Nationalists in the city have put the congesting-busting project at the heart of their manifesto for the spring poll.
They believe a new crossing would “transform” the entrance to the city from the south and get rid of the notorious bottleneck which causes huge hold-ups on the A90.
The ambitious scheme could cost between £0million-£60million.
Stephen Flynn, the leader of the SNP group on the city council, said it was “essential” to capitalise on the improved transport links which will be created by the completion of the Aberdeen Western Peripheral Route (AWPR).
Plans for a new river crossing have been on the table since early last year.
Council chiefs unveiled a trio of designs, which would all retain the 16th century Bridge of Dee for pedestrians and cyclists.
One option – known as concept 6 – would involve a dual carriageway link road between Garthdee Road and the A90 Aberdeen-Dundee route.
Concept 6B contains all the elements of concept 6, with the addition of a new link road between Inchgarth Road and the A93 North Deeside Road.
Concept 7, which is favoured by the SNP, would include a new arch crossing alongside the existing Bridge of Dee.
Councillor Flynn said: “With transport links around our city being improved thanks to the AWPR it is absolutely essential that we capitalise on this and do our bit to improve the infrastructure in this part of our city.

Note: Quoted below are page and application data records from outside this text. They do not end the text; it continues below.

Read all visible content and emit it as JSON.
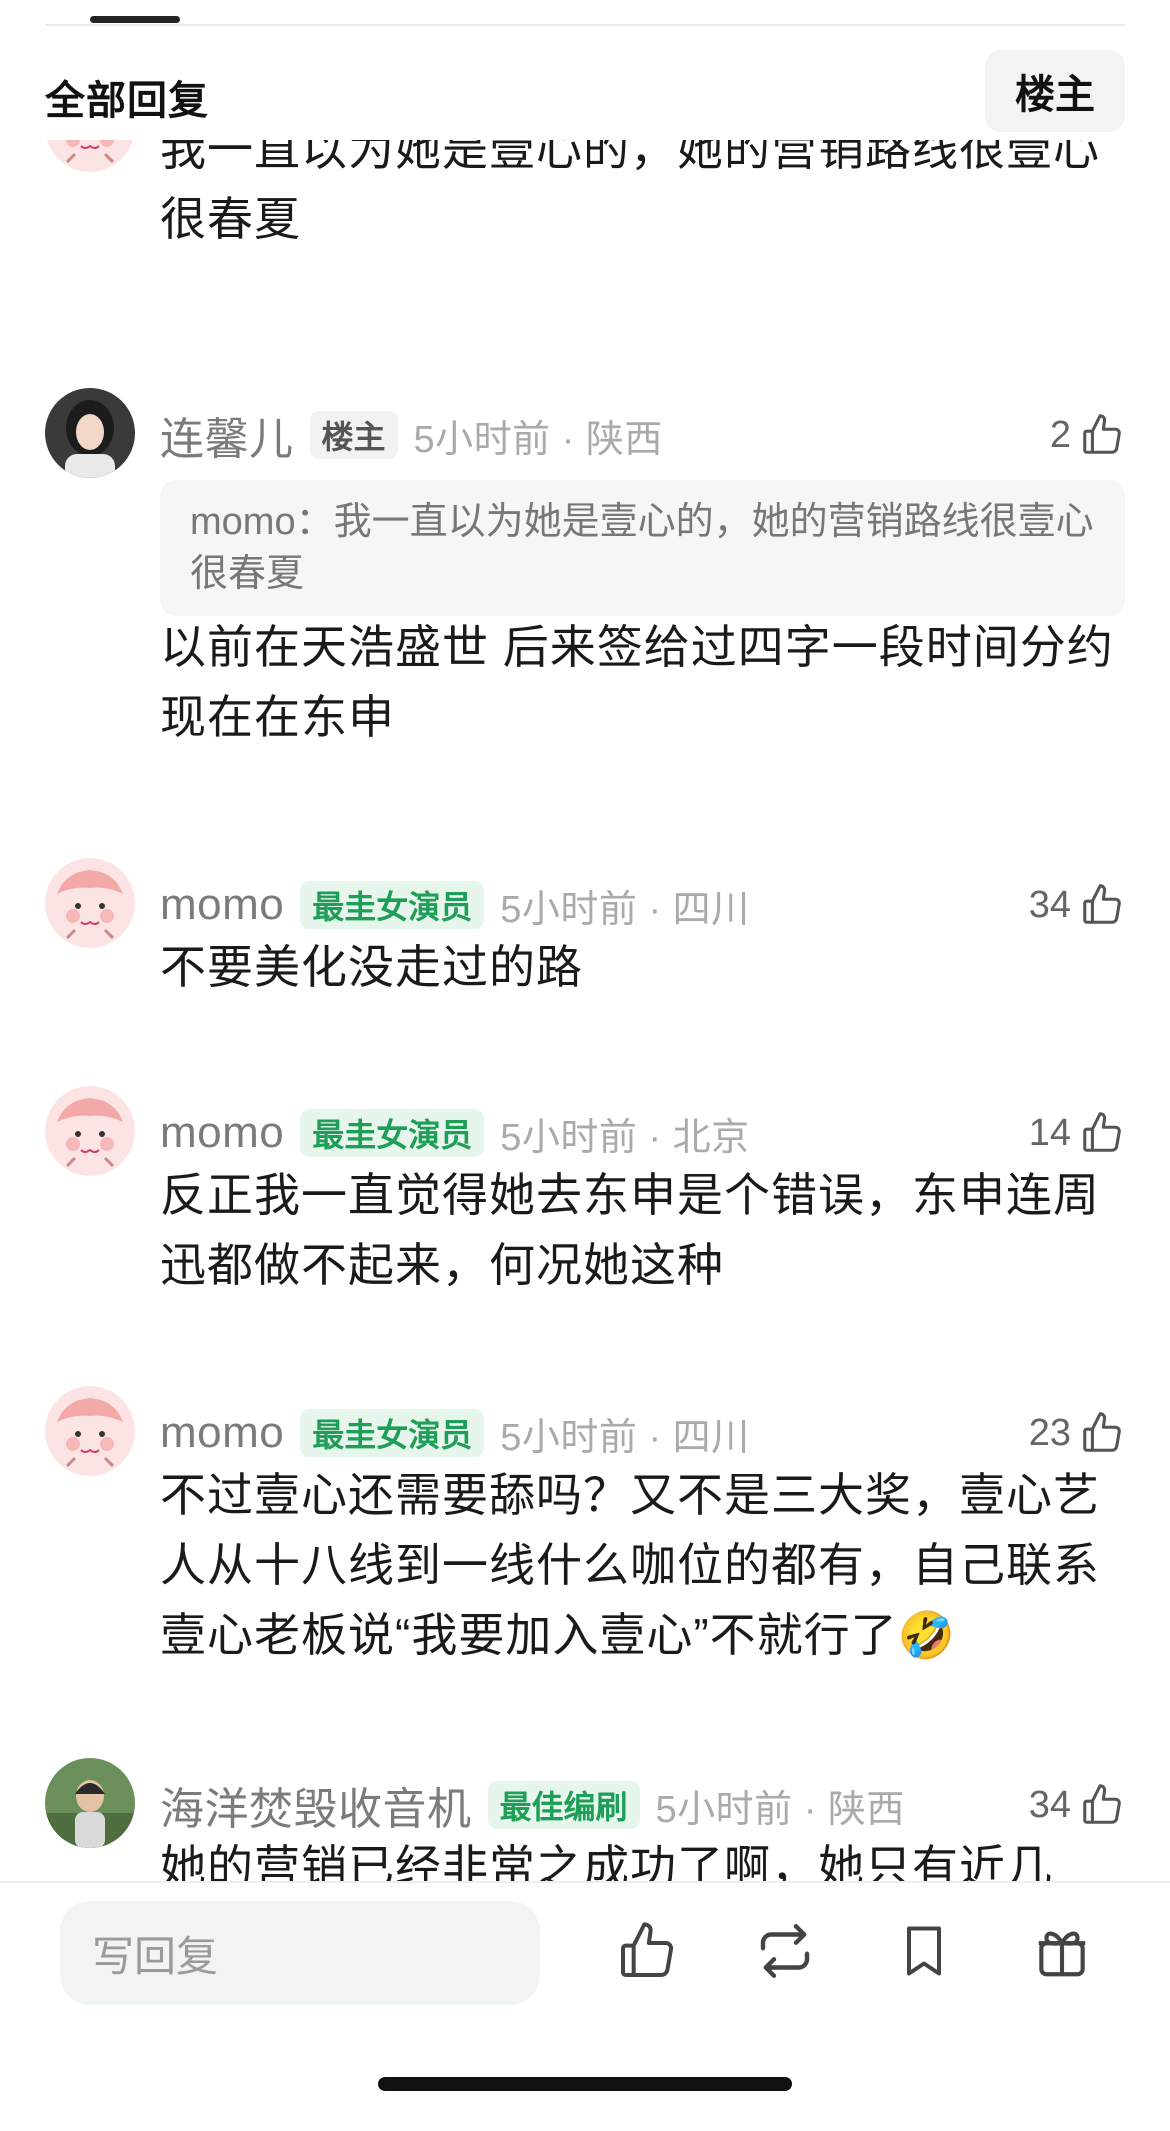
{
  "header": {
    "title": "全部回复",
    "op_button": "楼主"
  },
  "comments": [
    {
      "name": "",
      "body": "我一直以为她是壹心的，她的营销路线很壹心很春夏",
      "avatar": "cartoon-peach-avatar"
    },
    {
      "name": "连馨儿",
      "badge": "楼主",
      "time_loc": "5小时前 · 陕西",
      "likes": "2",
      "quote": "momo：我一直以为她是壹心的，她的营销路线很壹心很春夏",
      "body": "以前在天浩盛世 后来签给过四字一段时间分约 现在在东申",
      "avatar": "photo-woman-avatar"
    },
    {
      "name": "momo",
      "badge": "最圭女演员",
      "time_loc": "5小时前 · 四川",
      "likes": "34",
      "body": "不要美化没走过的路",
      "avatar": "cartoon-peach-avatar"
    },
    {
      "name": "momo",
      "badge": "最圭女演员",
      "time_loc": "5小时前 · 北京",
      "likes": "14",
      "body": "反正我一直觉得她去东申是个错误，东申连周迅都做不起来，何况她这种",
      "avatar": "cartoon-peach-avatar"
    },
    {
      "name": "momo",
      "badge": "最圭女演员",
      "time_loc": "5小时前 · 四川",
      "likes": "23",
      "body": "不过壹心还需要舔吗？又不是三大奖，壹心艺人从十八线到一线什么咖位的都有，自己联系壹心老板说“我要加入壹心”不就行了",
      "emoji": "🤣",
      "avatar": "cartoon-peach-avatar"
    },
    {
      "name": "海洋焚毁收音机",
      "badge": "最佳编刷",
      "time_loc": "5小时前 · 陕西",
      "likes": "34",
      "body": "她的营销已经非常之成功了啊，她只有近几",
      "avatar": "photo-outdoor-avatar"
    }
  ],
  "bottom_bar": {
    "reply_placeholder": "写回复",
    "icons": [
      "thumbs-up-icon",
      "repost-icon",
      "bookmark-icon",
      "gift-icon"
    ]
  }
}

“Obviously, any development will need to be sympathetic to the historical magnificence of the Bridge of Dee and not impact the river itself, but I believe this can be achieved and I’m excited about doing so.
“Our local communities, commuters and businesses will all benefit from this development and an SNP administration will ensure this bridge becomes a reality.”
A new crossing over the Dee has been supported by the Aberdeen and Grampian Chamber of Commerce.
The 16-member SNP group is the main opposition to the ruling Labour-Conservative-Independent alliance administration at the city council..
The Nationalists would need to increase their numbers to at least 23 to win a majority of the 45 seats on the local authority.
Paul O’Connor, chairman of the Inchgarth Community Centre, has long opposed building the bridge near Robert Gordon University’s campus.
Last night, he cautiously welcomed the SNP plan, but added: “I would warn any political party that if they press ahead with a bridge near RGU then they will face a campaign from residents and businesses like they have never seen.”
But administration finance vice-convener Alan Donnelly, a Conservative councillor, said: “My personal view would be to go for the upstream bridge which would allow for easier access to the Garthdee shopping venues and the university campus.
“I think building a new link beside the Bridge of Dee would detract from its historic value and have a big visual impact to an iconic entrance to the city.”
Labour infrastructure convener Neil Cooney said: “I think much depends on the availability of finances.
“We recognise that it is a key priority for any administration.”
James Bream, research and policy director at Aberdeen and Grampian Chamber of Commerce, said: “Continued investment in infrastructure in the north-east remains a high priority for business in the region and a new River Dee crossing is an important transport project on which chamber members want to see action.
“It is one of the projects we have listed as being critical and that our councillors must make happen.
“It will contribute towards £1billion of investment into the region’s transport improvements and importantly for road users it will ease a notorious bottleneck.”